Review: April in Paris (Belgrade Theatre)
Theatres reopen – here's our first review of live, in-person performance this year!
The first audience at Belgrade Theatre in more than a year was treated to a heart-warming comedy which reminds us of the importance of working at relationships and trying something new.
John Godber's April in Paris has been postponed from last year and slightly amended for this tour so is now a 75-minute production without an interval. Opening in Coventry, the tour currently has dates booked in five other UK venues with more promised.
Joe Pasquale and Sarah Earnshaw play Al and Bet, a couple who have been married for two decades but have felt the rot gradually sink in. The bitterness at their failing relationship and life in general seeps into their every conversation and it is rapidly apparent to the audience this marriage needs a new spark of life.
When Bet wins a short break in Paris, the capital of romance, those cracks look like they might totally fracture. Bet is excited and eager to experience all that Paris can offer but Al is initially reluctant to even go. Faced with sea sickness on the ferry to France, menus they can't understand and a paranoia of the subway, will this trip make or break the couple?
Godber is the master of the under-statement and the thoughtless remarks thrown back and forth by both Bet and Al ensure the audience feels both frustration but also empathy for the couple. Their hopes and dreams have been dashed, often by forces beyond their control, and we are rooting for them to make the most of their trip and rejuvenate their love for each other.
There are plenty of laugh-out-loud moments – Al's horror at eating Steak Tartare reminds us of the archetypal Brit abroad while Bet hits the disco on the ferry from Hull like a cork shot out of a Champagne bottle. But April in Paris is also peppered with a very human sadness at the couple's missed opportunities. Bearing in mind the past year we have experienced with restrictions and lockdowns, Al and Bet's reflections on how limited their lives have become strike a particularly resonant chord.

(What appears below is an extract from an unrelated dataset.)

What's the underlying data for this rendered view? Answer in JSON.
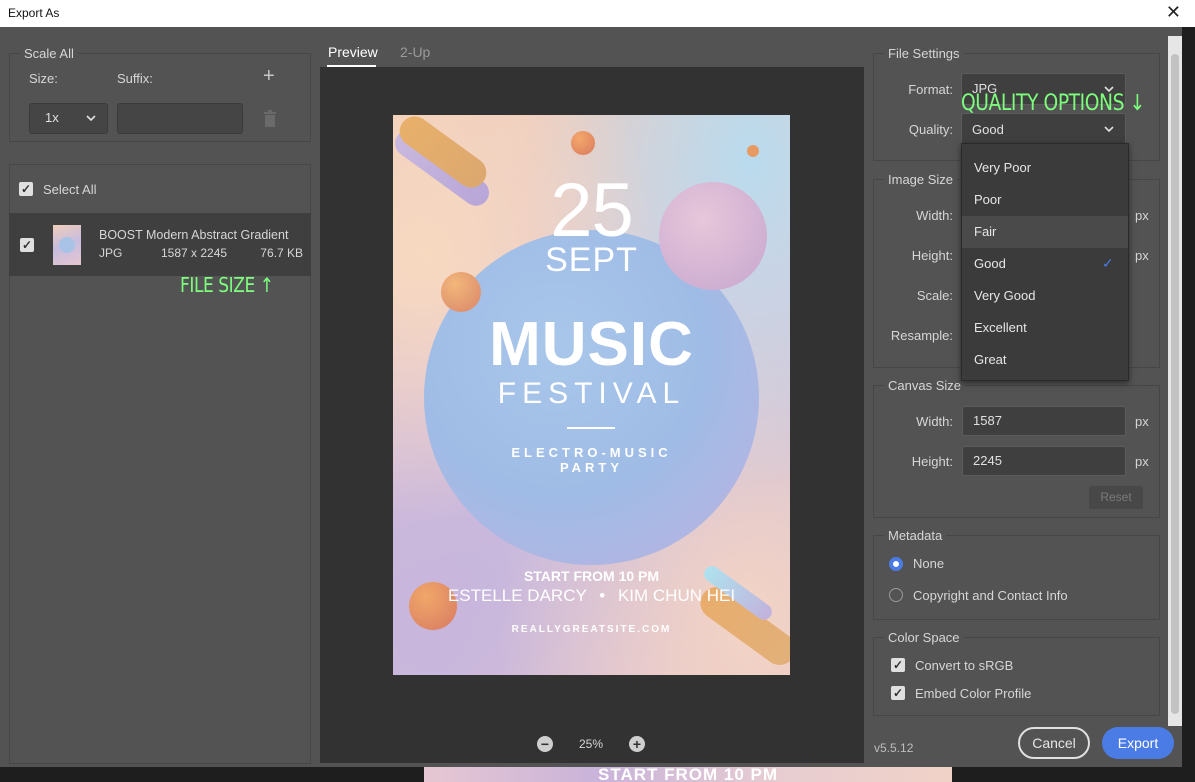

Pasquale's comic training ensures he is quick off the mark with every line, shooting the comedy back at Earnshaw so the dialogue is like a game of table tennis – with the audience not quite sure who has the advantage. Hands in pockets and head down, Pasquale also embodies the disappointment his life has experienced. Earnshaw, on the other hand, is buzzing from the start, constantly trying to coax Al out of his shell and annoyed at his reluctance to do so.
Director Richard Lewis and designer Alison Grant have kept the set minimal with a French flag and a few other visual nods to Paris. Most scenes are created simply by moving a pair of chairs from one area of the stage to another and yet this is highly effective at keeping the focus on Al and Bet throughout.
Before the show began, Lewis and Coventry Belgrade executive director Joanna Reid took to the stage, welcoming the audience back after lockdown. On the first night theatres could re-open, the Belgrade is at the forefront of staging live drama and Lewis was keen to mark the historic moment.
And for a welcome back, April in Paris strikes just the right note – its warmth and comedy tinged with a hint of regret for all we have missed, yet optimistic of better times to come.